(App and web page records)
============

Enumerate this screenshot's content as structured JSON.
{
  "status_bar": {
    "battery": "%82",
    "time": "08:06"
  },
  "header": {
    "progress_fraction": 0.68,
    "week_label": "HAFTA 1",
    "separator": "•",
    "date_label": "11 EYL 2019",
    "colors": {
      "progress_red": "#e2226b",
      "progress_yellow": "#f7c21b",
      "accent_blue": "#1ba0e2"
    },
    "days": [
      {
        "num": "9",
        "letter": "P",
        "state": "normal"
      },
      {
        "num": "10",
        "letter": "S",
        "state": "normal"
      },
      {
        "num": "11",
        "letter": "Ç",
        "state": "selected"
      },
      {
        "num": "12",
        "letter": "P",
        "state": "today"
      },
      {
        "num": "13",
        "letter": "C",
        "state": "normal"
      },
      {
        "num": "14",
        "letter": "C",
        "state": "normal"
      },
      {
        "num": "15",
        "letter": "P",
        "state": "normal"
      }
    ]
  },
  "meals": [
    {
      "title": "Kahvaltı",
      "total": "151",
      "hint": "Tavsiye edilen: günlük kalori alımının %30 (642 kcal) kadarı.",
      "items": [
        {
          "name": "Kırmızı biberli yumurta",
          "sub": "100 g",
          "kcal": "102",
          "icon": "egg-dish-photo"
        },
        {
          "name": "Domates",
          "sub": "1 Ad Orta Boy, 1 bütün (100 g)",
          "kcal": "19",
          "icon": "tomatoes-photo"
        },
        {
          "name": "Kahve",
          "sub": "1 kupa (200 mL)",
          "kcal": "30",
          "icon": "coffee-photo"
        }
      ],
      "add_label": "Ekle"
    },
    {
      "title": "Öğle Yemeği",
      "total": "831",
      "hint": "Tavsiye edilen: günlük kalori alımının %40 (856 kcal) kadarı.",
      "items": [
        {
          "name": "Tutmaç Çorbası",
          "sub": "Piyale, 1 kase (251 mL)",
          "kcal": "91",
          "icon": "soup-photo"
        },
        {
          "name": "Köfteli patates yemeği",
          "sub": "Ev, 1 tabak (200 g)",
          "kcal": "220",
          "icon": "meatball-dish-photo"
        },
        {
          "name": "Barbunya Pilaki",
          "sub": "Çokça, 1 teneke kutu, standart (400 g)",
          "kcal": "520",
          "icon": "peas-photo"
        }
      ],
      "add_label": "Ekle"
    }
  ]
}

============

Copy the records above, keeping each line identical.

- **YOUR RESPONSE**
Enumerate this screenshot's content as structured JSON.
{
  "status_bar": {
    "battery": "%82",
    "time": "08:06"
  },
  "header": {
    "progress_fraction": 0.68,
    "week_label": "HAFTA 1",
    "separator": "•",
    "date_label": "11 EYL 2019",
    "colors": {
      "progress_red": "#e2226b",
      "progress_yellow": "#f7c21b",
      "accent_blue": "#1ba0e2"
    },
    "days": [
      {
        "num": "9",
        "letter": "P",
        "state": "normal"
      },
      {
        "num": "10",
        "letter": "S",
        "state": "normal"
      },
      {
        "num": "11",
        "letter": "Ç",
        "state": "selected"
      },
      {
        "num": "12",
        "letter": "P",
        "state": "today"
      },
      {
        "num": "13",
        "letter": "C",
        "state": "normal"
      },
      {
        "num": "14",
        "letter": "C",
        "state": "normal"
      },
      {
        "num": "15",
        "letter": "P",
        "state": "normal"
      }
    ]
  },
  "meals": [
    {
      "title": "Kahvaltı",
      "total": "151",
      "hint": "Tavsiye edilen: günlük kalori alımının %30 (642 kcal) kadarı.",
      "items": [
        {
          "name": "Kırmızı biberli yumurta",
          "sub": "100 g",
          "kcal": "102",
          "icon": "egg-dish-photo"
        },
        {
          "name": "Domates",
          "sub": "1 Ad Orta Boy, 1 bütün (100 g)",
          "kcal": "19",
          "icon": "tomatoes-photo"
        },
        {
          "name": "Kahve",
          "sub": "1 kupa (200 mL)",
          "kcal": "30",
          "icon": "coffee-photo"
        }
      ],
      "add_label": "Ekle"
    },
    {
      "title": "Öğle Yemeği",
      "total": "831",
      "hint": "Tavsiye edilen: günlük kalori alımının %40 (856 kcal) kadarı.",
      "items": [
        {
          "name": "Tutmaç Çorbası",
          "sub": "Piyale, 1 kase (251 mL)",
          "kcal": "91",
          "icon": "soup-photo"
        },
        {
          "name": "Köfteli patates yemeği",
          "sub": "Ev, 1 tabak (200 g)",
          "kcal": "220",
          "icon": "meatball-dish-photo"
        },
        {
          "name": "Barbunya Pilaki",
          "sub": "Çokça, 1 teneke kutu, standart (400 g)",
          "kcal": "520",
          "icon": "peas-photo"
        }
      ],
      "add_label": "Ekle"
    }
  ]
}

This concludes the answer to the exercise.